On the other hand, faster-loading sites have lower bounce rates and stronger user satisfaction. Don’t wait any longer – take steps now to improve your site’s loading speed! Improve your bounce rate, and exit today. Make sure you reap the benefits of increased traffic and conversions too. Trust me, you won’t regret it. #speedmatters


Bounce rate doesn’t have to be scary or overly complicated. By simply focusing on your user experience and SEO, you will naturally improve your bounce rate, which will naturally help your organic rankings. If you are interested in improving your bounce rates and generating INSANE amounts of traffic with SEO, reach out to a digital strategist today. Also, feel free to check out our premium content services too! Our premium content services are great at lowering your BR and engaging your potential customers.

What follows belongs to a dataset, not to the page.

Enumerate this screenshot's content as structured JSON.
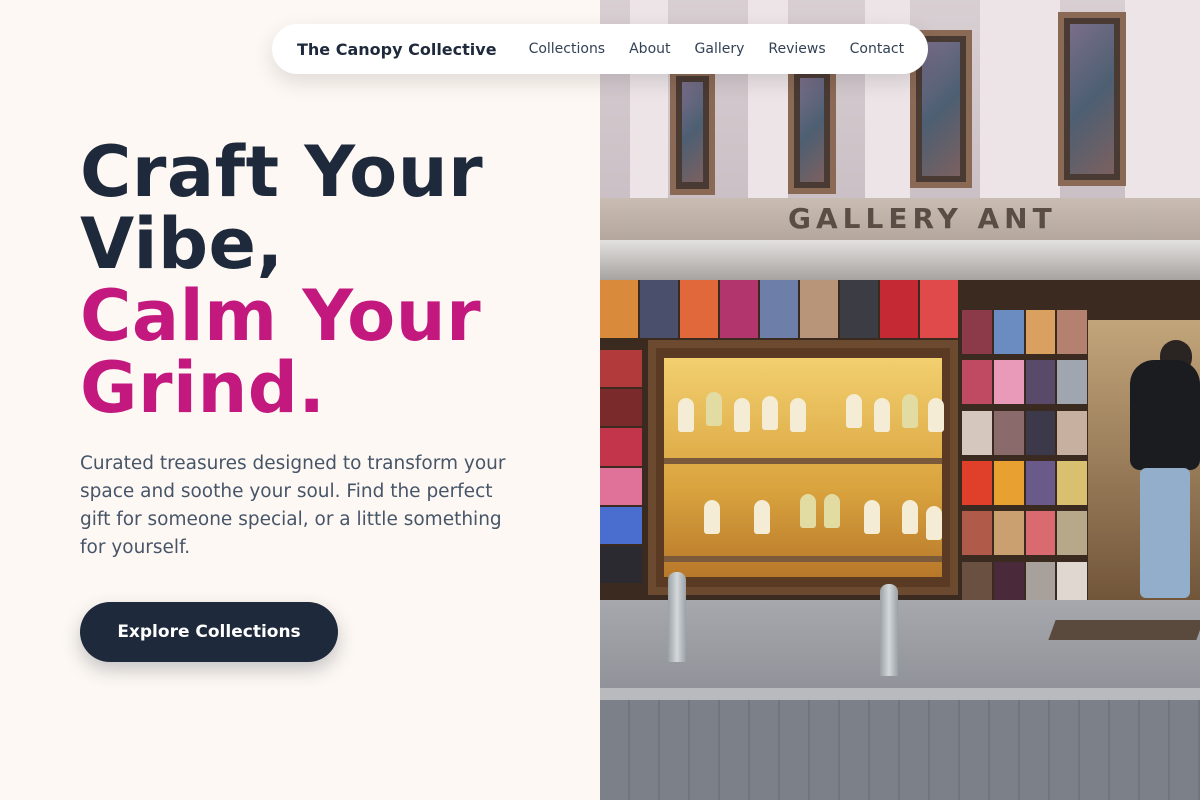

Which one of our 5 tips will you implement today?

FAQs on bounce rate

Is 35% a good bounce rate?

Averages range from 50 to 45%. A reasonable rate would be between 25% and 50%. Check Google Analytics settings and filter settings to ensure you monitor visits if your bounce rate falls below 20 to 30%.

Does a high bounce rate affect SEO?

SEO, or search engine optimization, is a crucial aspect of digital marketing. A high bounce rate can negatively impact SEO because it signals to search engines that the website is not providing valuable content for viewers. Additionally, a high bounce rate may suggest that the website lacks straightforward navigation and a cohesive design, both of which are important factors for SEO success. On the other hand, a low bounce rate suggests that visitors are finding what they’re looking for on the website and engaging with its content. Therefore, SEO experts should pay close attention to their website’s bounce rate and work to improve it to ensure successful SEO performance.

Do the Google ranking algorithms take into account bounce rates?

Organic ranking is not directly impacted by a good bounce rate. A poor bounce rate, however, has an indirect impact on other ranking variables that Google is concerned about, such as slow page performance, bad design, inadequate mobile optimization, etc.